Caruso pledged to add 1,500 more officers to the Los Angeles Police Department and ultimately grow its ranks to 11,000, which would mark the highest staffing levels the department has ever seen, if he succeeded.

Bass, by contrast, has proposed hiring more nonofficer staff, such as mental health specialists and social workers, to handle some duties presently addressed by sworn officers. She has put the ideal number of LAPD officers at 9,750, which is modestly larger than the current size of the force.

A recent poll showed most Los Angeles voters want to see the size of the LAPD increased or at least preserved; just 15 percent of voters supported reducing the size of the city’s police force.


Democratic Mayor Muriel Bowser is cruising to reelection to a third term in November after clearing a crowded Democratic primary field last month.

Crime was a central feature of the primary contest, during which Bowser took a tougher line on public safety than her two top challengers. Councilman Trayon White and Councilman Robert White, two city officials who opposed her in the primary, criticized Bowser’s focus on upping funding for the police department.

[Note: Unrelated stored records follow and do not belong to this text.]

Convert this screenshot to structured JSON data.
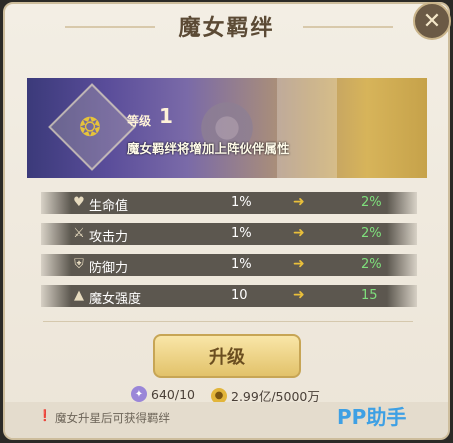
{
  "title": "魔女羁绊",
  "banner": {
    "level_label": "等级",
    "level_value": "1",
    "description": "魔女羁绊将增加上阵伙伴属性"
  },
  "stats": [
    {
      "icon": "heart-icon",
      "label": "生命值",
      "current": "1%",
      "next": "2%"
    },
    {
      "icon": "sword-icon",
      "label": "攻击力",
      "current": "1%",
      "next": "2%"
    },
    {
      "icon": "shield-icon",
      "label": "防御力",
      "current": "1%",
      "next": "2%"
    },
    {
      "icon": "witch-hat-icon",
      "label": "魔女强度",
      "current": "10",
      "next": "15"
    }
  ],
  "upgrade_label": "升级",
  "costs": [
    {
      "icon": "purple-flame-icon",
      "value": "640/10"
    },
    {
      "icon": "gold-coin-icon",
      "value": "2.99亿/5000万"
    }
  ],
  "hint": "魔女升星后可获得羁绊",
  "watermark": "PP助手",
  "colors": {
    "accent": "#e9bf3a",
    "increase": "#7fe07c",
    "row_bg": "#5c574f"
  }
}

“I don’t think the police are the end-all solution for reducing crime,” Trayon White said in a mayoral primary debate last month.

Bowser had touted plans to put hundreds more officers on the city’s police force. As crime levels in the nation’s capital have climbed, the number of available officers has fallen to the lowest point in years. That has driven up police response times to 911 calls and forced the remaining officers to work more and more overtime.

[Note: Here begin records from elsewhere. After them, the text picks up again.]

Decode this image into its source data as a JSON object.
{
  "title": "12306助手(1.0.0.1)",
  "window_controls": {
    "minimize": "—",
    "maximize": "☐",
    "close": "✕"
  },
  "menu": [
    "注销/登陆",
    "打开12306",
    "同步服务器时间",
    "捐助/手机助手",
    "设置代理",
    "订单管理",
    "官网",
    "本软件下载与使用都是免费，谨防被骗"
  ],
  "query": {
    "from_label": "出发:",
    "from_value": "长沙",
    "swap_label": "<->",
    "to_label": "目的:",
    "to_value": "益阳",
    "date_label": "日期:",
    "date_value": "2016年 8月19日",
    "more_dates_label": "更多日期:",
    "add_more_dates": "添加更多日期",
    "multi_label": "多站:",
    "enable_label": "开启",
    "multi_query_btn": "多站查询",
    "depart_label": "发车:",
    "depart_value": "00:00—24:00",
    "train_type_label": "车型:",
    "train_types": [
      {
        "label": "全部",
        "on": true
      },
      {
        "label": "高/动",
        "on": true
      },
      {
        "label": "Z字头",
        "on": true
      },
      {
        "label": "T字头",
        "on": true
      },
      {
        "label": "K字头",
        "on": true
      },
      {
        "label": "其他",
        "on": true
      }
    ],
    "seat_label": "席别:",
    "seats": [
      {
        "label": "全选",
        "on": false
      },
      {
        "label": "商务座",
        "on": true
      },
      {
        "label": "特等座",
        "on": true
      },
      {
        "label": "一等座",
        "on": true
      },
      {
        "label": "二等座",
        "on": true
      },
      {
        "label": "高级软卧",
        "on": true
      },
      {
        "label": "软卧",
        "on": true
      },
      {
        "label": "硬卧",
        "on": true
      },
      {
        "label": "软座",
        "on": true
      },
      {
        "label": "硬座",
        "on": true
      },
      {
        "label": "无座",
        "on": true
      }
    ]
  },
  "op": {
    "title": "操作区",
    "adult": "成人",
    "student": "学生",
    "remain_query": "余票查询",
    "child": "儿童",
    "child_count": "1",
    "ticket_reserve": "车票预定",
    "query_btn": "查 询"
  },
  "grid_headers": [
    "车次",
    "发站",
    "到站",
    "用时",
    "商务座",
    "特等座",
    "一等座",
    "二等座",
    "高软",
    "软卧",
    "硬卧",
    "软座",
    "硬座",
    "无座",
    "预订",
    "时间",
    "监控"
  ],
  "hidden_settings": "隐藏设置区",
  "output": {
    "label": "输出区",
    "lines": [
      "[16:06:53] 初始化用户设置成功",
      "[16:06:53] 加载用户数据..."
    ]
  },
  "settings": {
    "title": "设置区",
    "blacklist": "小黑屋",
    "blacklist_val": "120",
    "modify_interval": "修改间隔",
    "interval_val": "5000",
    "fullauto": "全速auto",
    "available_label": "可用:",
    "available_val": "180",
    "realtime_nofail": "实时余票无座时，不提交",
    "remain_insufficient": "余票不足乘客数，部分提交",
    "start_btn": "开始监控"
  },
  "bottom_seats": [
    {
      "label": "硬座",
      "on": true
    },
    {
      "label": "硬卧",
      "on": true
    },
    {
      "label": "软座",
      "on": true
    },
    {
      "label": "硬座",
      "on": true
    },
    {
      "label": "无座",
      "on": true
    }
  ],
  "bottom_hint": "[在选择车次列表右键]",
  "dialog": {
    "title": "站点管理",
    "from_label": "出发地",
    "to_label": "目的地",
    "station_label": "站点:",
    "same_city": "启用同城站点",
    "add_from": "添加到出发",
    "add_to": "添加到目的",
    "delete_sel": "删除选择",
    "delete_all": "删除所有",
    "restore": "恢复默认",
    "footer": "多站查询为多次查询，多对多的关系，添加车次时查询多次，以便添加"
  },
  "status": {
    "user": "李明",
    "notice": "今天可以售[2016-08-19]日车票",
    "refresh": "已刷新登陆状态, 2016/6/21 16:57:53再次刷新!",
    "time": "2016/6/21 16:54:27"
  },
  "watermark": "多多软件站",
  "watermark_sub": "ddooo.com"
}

The Metropolitan Police Department had 3,519 officers as of April; Bowser’s proposals include growing the force to 4,000 over the next decade.

Her pro-police push ahead of the primary drew perhaps the clearest distinction between her and her liberal opponents; the overwhelmingly Democratic population in Washington, D.C., means her victory in November is all but assured.


Voters in Milwaukee selected their mayor in April from a pair of candidates who both ran on hiring more police officers and stamping out violence.

Mayor Cavalier Johnson defeated former Alder Bob Donovan after a runoff this year in which plans to lower crime dominated the conversation.

But in the deeply liberal Wisconsin city, Johnson’s pledge to pursue what he called “holistic public safety,” an increase in police staffing coupled with investments in mental health and youth services, among other nonpolice solutions, won the day.

Milwaukee police said murders were up 38% through the end of June compared to the same time period last year.


Philadelphia Mayor Jim Kenney landed himself in political trouble this week when he lamented the spike in gun violence that has occurred on his watch and mused that he’ll be “happy” when he’s no longer mayor of his city.

Kenney is term-limited and can’t seek reelection next year, but his handling of public safety, and how his successor will handle it differently, is likely to be a top focus of next year’s mayoral race.

In 2017, Kenney endorsed the city’s far-left district attorney, Larry Krasner, who recently won reelection despite presiding over a significant increase in violence. Kenney stopped short of endorsing Krasner last year during his primary battle, but he did not go so far as to push back on his performance, instead offering to stay “neutral.”

Like in Los Angeles, where the next mayor’s relationship with the city’s aggressively liberal district attorney could be determinative for voters, Philadelphia’s mayoral contest next year could focus in part on how the candidates pledge to combat crime alongside Krasner.


Chicago Mayor Lori Lightfoot will run for reelection in February, and the field of candidates lining up to challenge her is already growing.

Lightfoot has faced criticism of many of her public safety choices, including for imposing a vaccine mandate that threatened the jobs of hundreds of police officers at a time when the force was facing a shortage and for limiting when officers can give chase to suspects.

The race to succeed her is almost certain to focus on how to deal with the city’s long-standing but growing crime problem.

Some candidates forming bids are already talking about how they would hire more police and push a harder line on crime than Lightfoot.